> EXERCISE AIM: Which lines of the listing below contain the word "label"? Copy each of them.

> PROVIDED RECORDS:
━━━━━━━━━━

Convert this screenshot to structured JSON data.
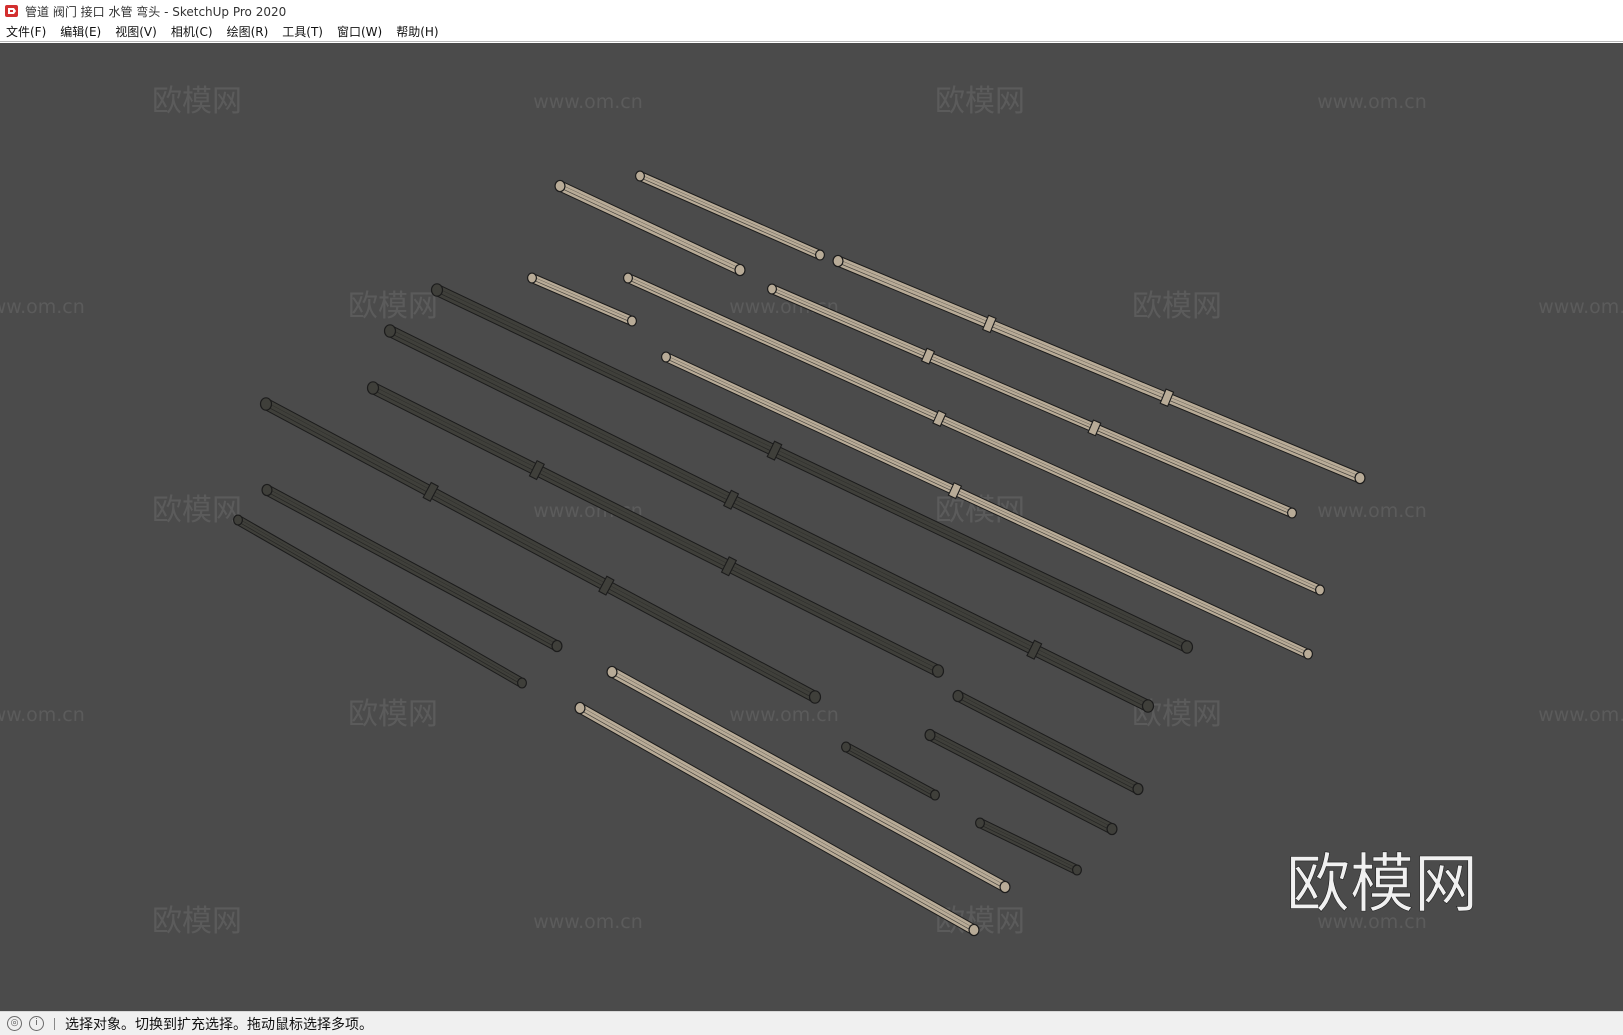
{
  "window": {
    "title": "管道 阀门 接口 水管 弯头 - SketchUp Pro 2020",
    "app_icon": "sketchup-logo-icon"
  },
  "menubar": {
    "items": [
      {
        "label": "文件(F)"
      },
      {
        "label": "编辑(E)"
      },
      {
        "label": "视图(V)"
      },
      {
        "label": "相机(C)"
      },
      {
        "label": "绘图(R)"
      },
      {
        "label": "工具(T)"
      },
      {
        "label": "窗口(W)"
      },
      {
        "label": "帮助(H)"
      }
    ]
  },
  "viewport": {
    "background": "#4b4b4b",
    "watermarks": {
      "brand_text": "欧模网",
      "url_text": "www.om.cn",
      "large_brand_text": "欧模网"
    },
    "colors": {
      "light_pipe": "#b8ab97",
      "dark_pipe": "#3f3f3a",
      "edge": "#1c1c1c"
    }
  },
  "statusbar": {
    "icons": [
      "geo-location-icon",
      "info-icon"
    ],
    "text": "选择对象。切换到扩充选择。拖动鼠标选择多项。"
  }
}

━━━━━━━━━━

> RESPONSE BOX:
        "label": "文件(F)"
        "label": "编辑(E)"
        "label": "视图(V)"
        "label": "相机(C)"
        "label": "绘图(R)"
        "label": "工具(T)"
        "label": "窗口(W)"
        "label": "帮助(H)"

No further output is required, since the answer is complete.